→ Extracted data:
Start of Block

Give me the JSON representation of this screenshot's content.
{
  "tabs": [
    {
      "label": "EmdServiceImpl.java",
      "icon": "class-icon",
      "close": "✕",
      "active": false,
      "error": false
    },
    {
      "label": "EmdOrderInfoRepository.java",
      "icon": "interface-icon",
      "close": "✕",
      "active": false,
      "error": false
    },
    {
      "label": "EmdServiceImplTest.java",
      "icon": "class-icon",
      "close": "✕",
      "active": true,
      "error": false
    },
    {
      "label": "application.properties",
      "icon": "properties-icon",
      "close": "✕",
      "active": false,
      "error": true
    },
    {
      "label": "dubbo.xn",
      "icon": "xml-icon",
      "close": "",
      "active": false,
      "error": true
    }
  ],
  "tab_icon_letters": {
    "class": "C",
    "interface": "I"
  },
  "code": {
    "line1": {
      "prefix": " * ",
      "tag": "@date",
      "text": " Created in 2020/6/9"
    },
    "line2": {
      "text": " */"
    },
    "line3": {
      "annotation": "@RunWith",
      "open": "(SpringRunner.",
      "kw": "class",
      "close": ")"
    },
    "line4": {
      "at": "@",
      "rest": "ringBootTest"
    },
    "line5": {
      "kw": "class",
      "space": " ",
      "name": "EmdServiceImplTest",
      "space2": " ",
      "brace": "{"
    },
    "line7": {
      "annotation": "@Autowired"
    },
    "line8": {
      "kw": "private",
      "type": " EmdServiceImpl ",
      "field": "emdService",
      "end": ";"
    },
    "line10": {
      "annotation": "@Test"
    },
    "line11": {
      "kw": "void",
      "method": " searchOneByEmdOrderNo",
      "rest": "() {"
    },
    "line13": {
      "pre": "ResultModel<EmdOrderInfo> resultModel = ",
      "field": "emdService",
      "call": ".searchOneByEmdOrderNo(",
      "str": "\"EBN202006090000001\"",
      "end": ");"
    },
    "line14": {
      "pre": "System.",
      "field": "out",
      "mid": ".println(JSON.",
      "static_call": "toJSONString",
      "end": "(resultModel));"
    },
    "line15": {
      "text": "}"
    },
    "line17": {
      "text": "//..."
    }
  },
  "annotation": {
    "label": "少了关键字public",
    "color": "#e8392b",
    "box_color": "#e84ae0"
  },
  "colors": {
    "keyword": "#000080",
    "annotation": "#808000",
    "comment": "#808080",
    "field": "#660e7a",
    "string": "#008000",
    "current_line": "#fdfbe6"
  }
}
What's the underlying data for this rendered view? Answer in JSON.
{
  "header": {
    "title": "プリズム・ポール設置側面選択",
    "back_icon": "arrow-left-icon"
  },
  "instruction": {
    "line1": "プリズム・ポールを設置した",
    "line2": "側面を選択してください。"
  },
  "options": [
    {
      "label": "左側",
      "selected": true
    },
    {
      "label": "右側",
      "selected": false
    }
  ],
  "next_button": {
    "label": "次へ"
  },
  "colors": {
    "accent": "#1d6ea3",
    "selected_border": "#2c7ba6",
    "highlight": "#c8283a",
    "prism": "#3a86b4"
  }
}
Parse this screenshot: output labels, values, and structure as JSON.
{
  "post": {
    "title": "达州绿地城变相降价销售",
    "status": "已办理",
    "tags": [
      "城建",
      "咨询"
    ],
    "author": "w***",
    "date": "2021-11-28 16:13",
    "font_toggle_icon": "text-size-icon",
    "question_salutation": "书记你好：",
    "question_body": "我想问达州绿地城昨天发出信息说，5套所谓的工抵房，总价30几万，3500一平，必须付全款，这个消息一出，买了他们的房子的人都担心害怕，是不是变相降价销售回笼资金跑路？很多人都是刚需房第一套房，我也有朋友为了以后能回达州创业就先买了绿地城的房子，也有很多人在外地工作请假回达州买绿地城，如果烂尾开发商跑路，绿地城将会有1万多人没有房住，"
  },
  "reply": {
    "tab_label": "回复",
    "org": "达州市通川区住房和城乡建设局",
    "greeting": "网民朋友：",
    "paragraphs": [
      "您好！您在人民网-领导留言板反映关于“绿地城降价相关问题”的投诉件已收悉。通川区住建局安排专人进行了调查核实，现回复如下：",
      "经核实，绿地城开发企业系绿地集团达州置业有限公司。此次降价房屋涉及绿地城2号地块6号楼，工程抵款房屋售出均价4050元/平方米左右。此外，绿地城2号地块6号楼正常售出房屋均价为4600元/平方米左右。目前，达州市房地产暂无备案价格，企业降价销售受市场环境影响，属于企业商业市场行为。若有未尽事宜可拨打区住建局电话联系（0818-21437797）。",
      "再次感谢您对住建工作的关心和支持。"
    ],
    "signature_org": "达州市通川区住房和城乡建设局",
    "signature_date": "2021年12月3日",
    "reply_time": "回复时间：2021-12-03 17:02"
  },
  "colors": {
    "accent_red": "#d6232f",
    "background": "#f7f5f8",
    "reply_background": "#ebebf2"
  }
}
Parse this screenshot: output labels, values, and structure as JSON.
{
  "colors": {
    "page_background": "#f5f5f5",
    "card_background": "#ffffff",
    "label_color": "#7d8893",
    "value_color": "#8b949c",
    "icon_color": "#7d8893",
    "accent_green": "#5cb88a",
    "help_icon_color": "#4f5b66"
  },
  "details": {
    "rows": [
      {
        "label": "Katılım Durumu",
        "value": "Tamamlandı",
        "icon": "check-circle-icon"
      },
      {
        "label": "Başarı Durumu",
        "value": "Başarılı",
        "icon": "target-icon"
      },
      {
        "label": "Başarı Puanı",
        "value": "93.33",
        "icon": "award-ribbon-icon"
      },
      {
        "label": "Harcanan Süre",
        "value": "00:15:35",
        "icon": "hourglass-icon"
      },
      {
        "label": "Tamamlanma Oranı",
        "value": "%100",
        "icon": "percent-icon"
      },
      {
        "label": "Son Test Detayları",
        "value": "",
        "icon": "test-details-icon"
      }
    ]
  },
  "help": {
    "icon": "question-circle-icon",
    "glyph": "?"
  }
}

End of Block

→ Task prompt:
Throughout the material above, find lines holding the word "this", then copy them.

→ Exercise result:
Give me the JSON representation of this screenshot's content.
What's the underlying data for this rendered view? Answer in JSON.
Parse this screenshot: output labels, values, and structure as JSON.
Parse this screenshot: output labels, values, and structure as JSON.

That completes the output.